The Grumman F9F Cougar (redesignated the F-9 Cougar under the 1962 joint service aircraft designation system) was an aircraft carrier-based fighter aircraft for the United States Navy. Based on the earlier F9F Panther, the Cougar replaced the Panther's straight wing with a more modern swept wing. The Navy considered the Cougar an updated version of the Panther (despite adopting a different official name) and thus Cougars started off as F9F-6 and upwards.

Design and development
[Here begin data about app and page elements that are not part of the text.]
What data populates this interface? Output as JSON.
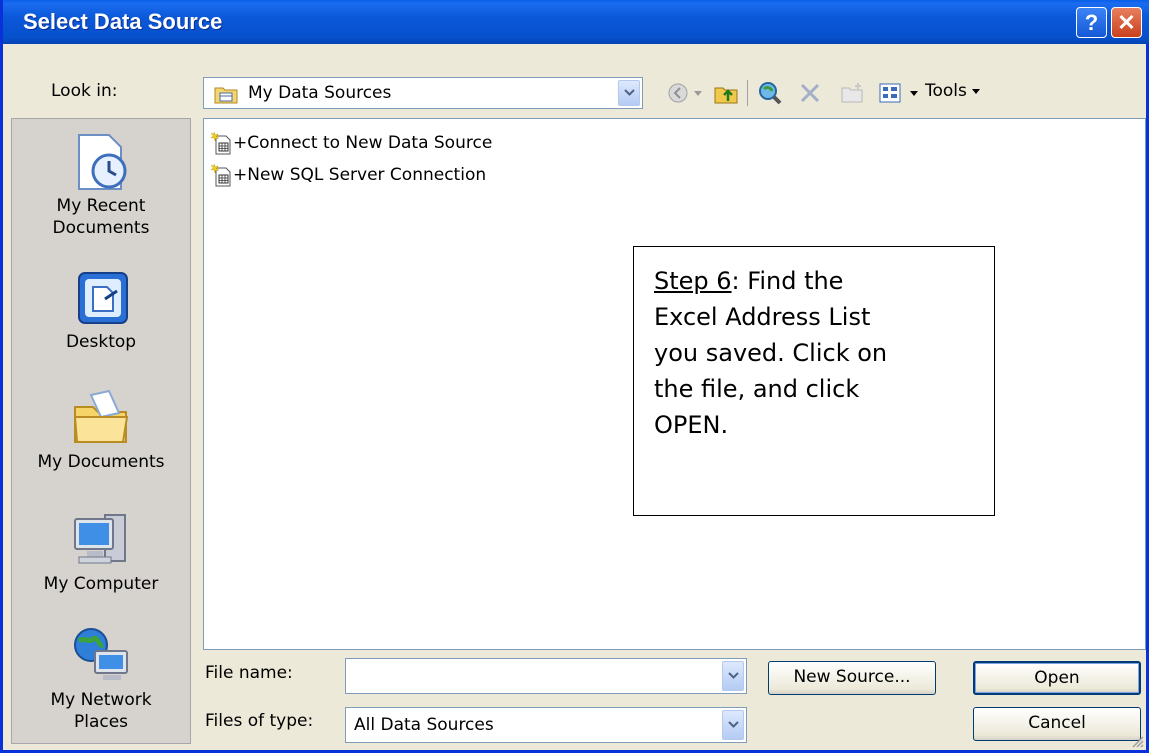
{
  "window": {
    "title": "Select Data Source",
    "help_label": "?",
    "close_label": "✕"
  },
  "look_in": {
    "label": "Look in:",
    "value": "My Data Sources"
  },
  "toolbar": {
    "icons": [
      "back-icon",
      "up-folder-icon",
      "search-web-icon",
      "delete-icon",
      "new-folder-icon",
      "views-icon"
    ],
    "tools_label": "Tools"
  },
  "places": [
    {
      "name": "recent",
      "label_line1": "My Recent",
      "label_line2": "Documents"
    },
    {
      "name": "desktop",
      "label_line1": "Desktop",
      "label_line2": ""
    },
    {
      "name": "documents",
      "label_line1": "My Documents",
      "label_line2": ""
    },
    {
      "name": "computer",
      "label_line1": "My Computer",
      "label_line2": ""
    },
    {
      "name": "network",
      "label_line1": "My Network",
      "label_line2": "Places"
    }
  ],
  "files": [
    {
      "label": "+Connect to New Data Source"
    },
    {
      "label": "+New SQL Server Connection"
    }
  ],
  "callout": {
    "step": "Step 6",
    "rest_line1": ":  Find the",
    "line2": "Excel Address List",
    "line3": "you saved.   Click on",
    "line4": "the file, and click",
    "line5": "OPEN."
  },
  "file_name": {
    "label": "File name:",
    "value": ""
  },
  "file_type": {
    "label": "Files of type:",
    "value": "All Data Sources"
  },
  "buttons": {
    "new_source": "New Source...",
    "open": "Open",
    "cancel": "Cancel"
  },
  "colors": {
    "titlebar": "#0650cc",
    "dialog_bg": "#ece9d8",
    "accent": "#0831d9"
  }
}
Prototypes, modified Panthers, were quickly produced and the first (XF9F-6) flew on September 20, 1951. To the surprise of the Navy (who had been cautious about adopting swept-wing fighters on the carrier deck) the Cougar was easier to fly from carriers than the Panther.[citation needed] The aircraft was still subsonic, but the critical Mach number was increased from 0.79 to 0.86 at sea level and to 0.895 at 35,000 feet (10,000 m), improving performance markedly. The Cougar, unlike the Panther, would not be outclassed by Russian Mikoyan-Gurevich MiG-15s, but it was too late to see Korean war service.


Sources:
Wikipedia: Grumman F9F Cougar